» **EXERCISE DIRECTIONS**:
Type out the entries again, keeping every word unchanged.

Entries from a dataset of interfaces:
==========
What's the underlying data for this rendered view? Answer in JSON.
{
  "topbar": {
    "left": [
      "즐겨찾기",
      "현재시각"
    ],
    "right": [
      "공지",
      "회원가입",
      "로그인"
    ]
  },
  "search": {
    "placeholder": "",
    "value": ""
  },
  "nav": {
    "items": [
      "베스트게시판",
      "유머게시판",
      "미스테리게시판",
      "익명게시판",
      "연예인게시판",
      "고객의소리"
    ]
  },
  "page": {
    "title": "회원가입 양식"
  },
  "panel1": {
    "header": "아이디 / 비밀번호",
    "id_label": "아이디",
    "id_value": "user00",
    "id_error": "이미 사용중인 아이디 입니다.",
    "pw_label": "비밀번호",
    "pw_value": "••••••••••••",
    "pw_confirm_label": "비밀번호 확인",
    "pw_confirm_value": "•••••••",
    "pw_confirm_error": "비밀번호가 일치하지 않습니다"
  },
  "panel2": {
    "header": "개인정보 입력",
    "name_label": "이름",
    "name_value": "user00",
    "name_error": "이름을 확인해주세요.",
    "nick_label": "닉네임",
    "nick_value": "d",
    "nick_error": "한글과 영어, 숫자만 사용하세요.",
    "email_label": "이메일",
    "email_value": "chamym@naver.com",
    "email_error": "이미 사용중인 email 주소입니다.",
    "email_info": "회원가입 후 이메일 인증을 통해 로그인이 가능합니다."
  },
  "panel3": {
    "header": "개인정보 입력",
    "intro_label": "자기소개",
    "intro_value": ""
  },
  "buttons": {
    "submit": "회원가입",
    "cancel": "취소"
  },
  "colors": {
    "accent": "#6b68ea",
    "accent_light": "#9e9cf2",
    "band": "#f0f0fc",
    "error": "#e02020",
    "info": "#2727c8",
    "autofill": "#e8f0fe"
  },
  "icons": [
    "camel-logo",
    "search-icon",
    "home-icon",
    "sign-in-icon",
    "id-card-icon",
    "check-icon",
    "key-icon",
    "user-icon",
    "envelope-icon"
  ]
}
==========
» **COMPLETED EXERCISE**:
What's the underlying data for this rendered view? Answer in JSON.
{
  "topbar": {
    "left": [
      "즐겨찾기",
      "현재시각"
    ],
    "right": [
      "공지",
      "회원가입",
      "로그인"
    ]
  },
  "search": {
    "placeholder": "",
    "value": ""
  },
  "nav": {
    "items": [
      "베스트게시판",
      "유머게시판",
      "미스테리게시판",
      "익명게시판",
      "연예인게시판",
      "고객의소리"
    ]
  },
  "page": {
    "title": "회원가입 양식"
  },
  "panel1": {
    "header": "아이디 / 비밀번호",
    "id_label": "아이디",
    "id_value": "user00",
    "id_error": "이미 사용중인 아이디 입니다.",
    "pw_label": "비밀번호",
    "pw_value": "••••••••••••",
    "pw_confirm_label": "비밀번호 확인",
    "pw_confirm_value": "•••••••",
    "pw_confirm_error": "비밀번호가 일치하지 않습니다"
  },
  "panel2": {
    "header": "개인정보 입력",
    "name_label": "이름",
    "name_value": "user00",
    "name_error": "이름을 확인해주세요.",
    "nick_label": "닉네임",
    "nick_value": "d",
    "nick_error": "한글과 영어, 숫자만 사용하세요.",
    "email_label": "이메일",
    "email_value": "chamym@naver.com",
    "email_error": "이미 사용중인 email 주소입니다.",
    "email_info": "회원가입 후 이메일 인증을 통해 로그인이 가능합니다."
  },
  "panel3": {
    "header": "개인정보 입력",
    "intro_label": "자기소개",
    "intro_value": ""
  },
  "buttons": {
    "submit": "회원가입",
    "cancel": "취소"
  },
  "colors": {
    "accent": "#6b68ea",
    "accent_light": "#9e9cf2",
    "band": "#f0f0fc",
    "error": "#e02020",
    "info": "#2727c8",
    "autofill": "#e8f0fe"
  },
  "icons": [
    "camel-logo",
    "search-icon",
    "home-icon",
    "sign-in-icon",
    "id-card-icon",
    "check-icon",
    "key-icon",
    "user-icon",
    "envelope-icon"
  ]
}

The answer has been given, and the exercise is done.